Where Does This Leave Consumers?
Well it leaves consumers in a very poor situation with being unable to find someone to repair a product they have to buy a new one. Hardly cost-effective or environmentally friendly. Of course manufacturers, as they are doing, will tell customers it's okay as the new machines are so much more efficient and that customers will save a fortune on running costs if they buy the all new whizz bang machine. Only, it isn't true, it's merely marketing hype and spin.
In warranty there may be little choice but to have a machine swapped out which really, isn't so great in many cases as it is expensive and also very wasteful.
Think about it, the normal warranty failure rate for most volume manufacturers lies between 8 and 10% in the first twelve months. So in addition to the 2.6 million washing machines we scrap a year now we'd have at least another potential 140,000 being scrapped every single year. That's a lot of machines and that's just washing machines that could be scrapped even if it's a simple installation fault.
Meanwhile we have the manufacturers saying, "what environmental issue, all our machines are eco-friendly and energy efficient", the fact that they only last a couple of years before needing replaced doesn't seem to factor in. And, consumers obsessed by lower prices continue to feed the destructive cycle by buying into this.
Of course it isn't cheaper for consumers, quite the reverse actually, it costs a load more as instead of shelling out a reasonable amount for a washing machine or any other appliance in the first place and have it last a decade or more, they simply pay more over the same term by constantly replacing the machines. Yet, at the same time, they feel "green" as they buy a new appliance that's "blah" more efficient than the old one.
But the swindle continues as, whilst manufacturers publish things like a "30% less energy use" what they don'¢t tell you is that they compared it against an old Hoover Logic from 1985 that used more water and electricity than any machine in the past decade!
Take an ISE10, it costs £900 and will last about 20 years in normal use, so £45 a year or less than £1 per week. Of course it might need a repair in that time, a pump or carbons or something like that but that's not expensive.
Now look at a £200 whatever (we'll avoid the names) washing machine that breaks every 18 months to 3 years. Let's assume a 3 year replacement cycle and, even at that, it's going to cost the customer £1330 over the same period and, that'¢s optimistic. Over £500 more over the period plus all the hassles of breakdowns, getting a new one, that waste and all the rest of it. This can hardly be described cheap and trouble free.
But think what happens if this applies to your washer, dishwasher, fridge freezer and other appliances. It's not £500 of a difference, it's thousands!
Yet, if there are no repairers what choice do people have?
None, they're governed by the same closed markets and monopolies.
Can The Rot Be Stopped?
Yes, I think so.
However whether people in the industry have the will is an entirely different question with many paths down which to seek an answer. But while some have their heads in the sand, some don't care and all are too interested in their own agenda then no, things will continue as is.
One thing is for sure, if we let it happen, it will happen.
In The End
If repairers are forced out of business or seriously diminished then the effects on the appliance industry will be markedly profound.

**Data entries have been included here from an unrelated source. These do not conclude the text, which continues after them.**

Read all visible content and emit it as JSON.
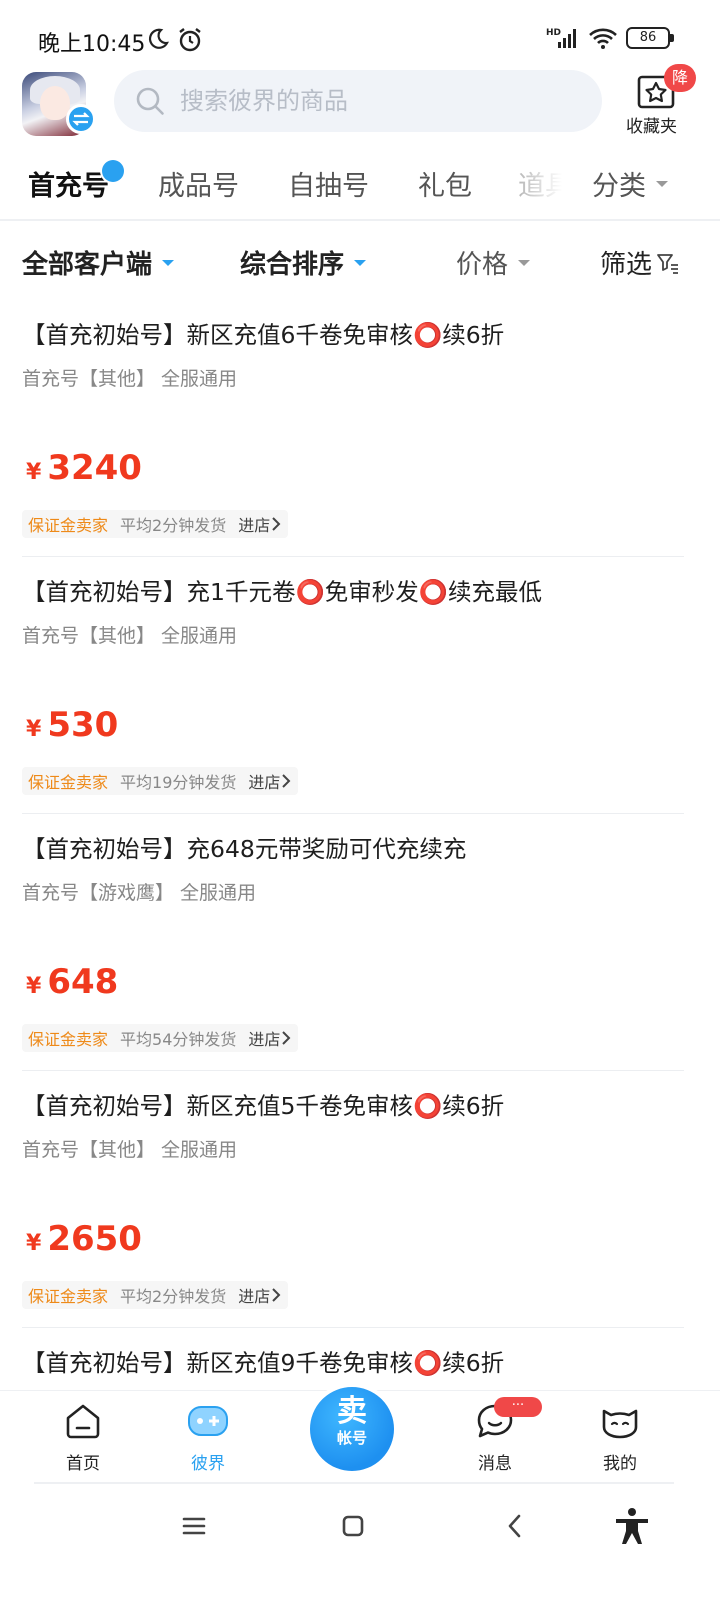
{
  "status_bar": {
    "time": "晚上10:45",
    "battery": "86",
    "network": "HD"
  },
  "header": {
    "search_placeholder": "搜索彼界的商品",
    "favorites_label": "收藏夹",
    "favorites_badge": "降"
  },
  "tabs": [
    {
      "label": "首充号",
      "active": true
    },
    {
      "label": "成品号",
      "active": false
    },
    {
      "label": "自抽号",
      "active": false
    },
    {
      "label": "礼包",
      "active": false
    },
    {
      "label": "道具",
      "active": false
    },
    {
      "label": "分类",
      "active": false
    }
  ],
  "filters": {
    "client": "全部客户端",
    "sort": "综合排序",
    "price": "价格",
    "filter": "筛选"
  },
  "listings": [
    {
      "title": "【首充初始号】新区充值6千卷免审核⭕续6折",
      "sub": "首充号【其他】 全服通用",
      "currency": "¥",
      "price": "3240",
      "seller": "保证金卖家",
      "ship": "平均2分钟发货",
      "shop": "进店"
    },
    {
      "title": "【首充初始号】充1千元卷⭕免审秒发⭕续充最低",
      "sub": "首充号【其他】 全服通用",
      "currency": "¥",
      "price": "530",
      "seller": "保证金卖家",
      "ship": "平均19分钟发货",
      "shop": "进店"
    },
    {
      "title": "【首充初始号】充648元带奖励可代充续充",
      "sub": "首充号【游戏鹰】 全服通用",
      "currency": "¥",
      "price": "648",
      "seller": "保证金卖家",
      "ship": "平均54分钟发货",
      "shop": "进店"
    },
    {
      "title": "【首充初始号】新区充值5千卷免审核⭕续6折",
      "sub": "首充号【其他】 全服通用",
      "currency": "¥",
      "price": "2650",
      "seller": "保证金卖家",
      "ship": "平均2分钟发货",
      "shop": "进店"
    },
    {
      "title": "【首充初始号】新区充值9千卷免审核⭕续6折"
    }
  ],
  "bottom_nav": {
    "home": "首页",
    "bijie": "彼界",
    "sell_big": "卖",
    "sell_small": "帐号",
    "messages": "消息",
    "messages_badge": "···",
    "mine": "我的"
  },
  "colors": {
    "accent": "#2aa1f0",
    "price": "#f0391e",
    "seller_tag": "#ee8a19",
    "badge": "#f04848"
  }
}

It will mean less choice for consumers.
It will mean that certain manufacturers will hold true monopolies.
It will mean that engineers will often take weeks to see a product.

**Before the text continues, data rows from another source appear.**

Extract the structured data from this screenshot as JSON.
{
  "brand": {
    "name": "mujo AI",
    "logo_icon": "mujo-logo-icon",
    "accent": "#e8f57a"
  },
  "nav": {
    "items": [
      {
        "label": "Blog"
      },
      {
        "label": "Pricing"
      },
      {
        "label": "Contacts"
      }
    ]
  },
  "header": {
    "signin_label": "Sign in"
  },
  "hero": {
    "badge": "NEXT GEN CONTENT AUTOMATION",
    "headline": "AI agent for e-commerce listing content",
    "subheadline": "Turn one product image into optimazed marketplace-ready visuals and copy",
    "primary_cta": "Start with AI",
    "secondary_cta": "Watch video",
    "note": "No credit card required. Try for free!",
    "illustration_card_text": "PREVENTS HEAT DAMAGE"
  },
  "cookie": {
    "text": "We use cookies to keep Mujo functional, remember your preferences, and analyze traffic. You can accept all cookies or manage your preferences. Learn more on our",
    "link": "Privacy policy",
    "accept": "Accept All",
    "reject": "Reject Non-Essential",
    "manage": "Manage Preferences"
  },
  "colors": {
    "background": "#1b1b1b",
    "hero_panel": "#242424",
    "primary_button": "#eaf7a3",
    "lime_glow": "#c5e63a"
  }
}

It will mean increased costs for manufacturers, insurers and consumers.
It will mean less spares available from fewer suppliers.
It will mean massively more environmental damage.

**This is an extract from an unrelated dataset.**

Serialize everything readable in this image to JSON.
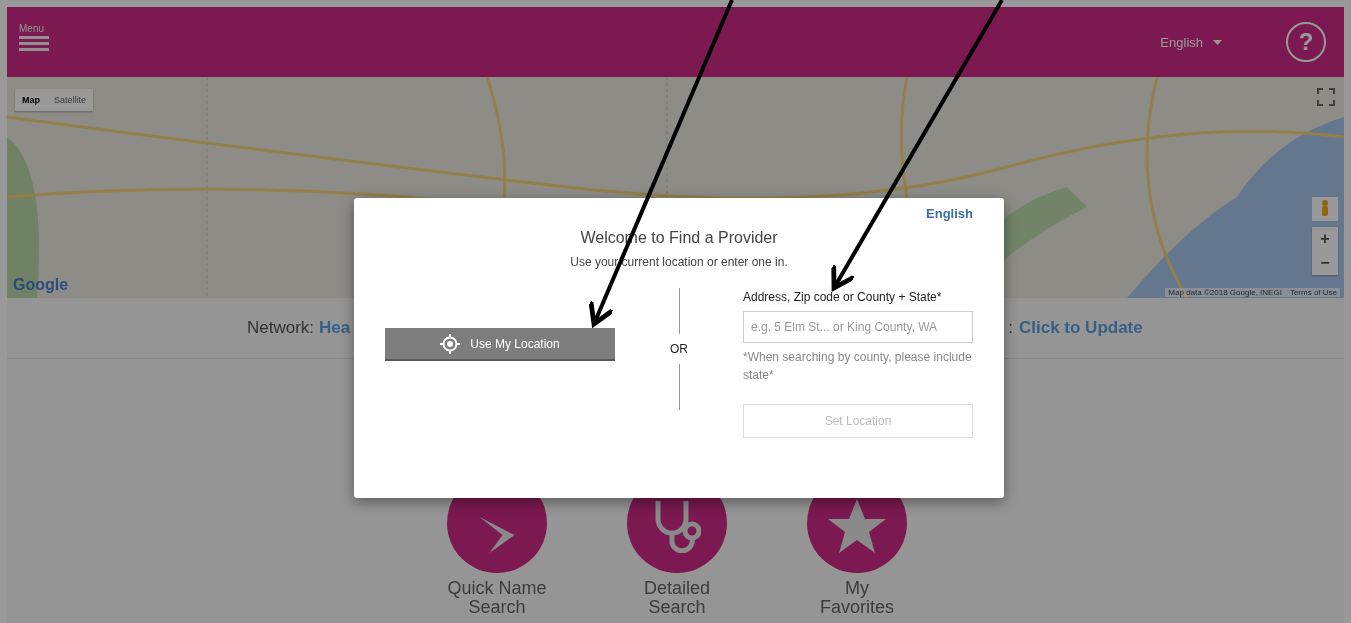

Not the consumer, the manufacturers, retailers, insurers or the environment.
But it can't happen here... can it?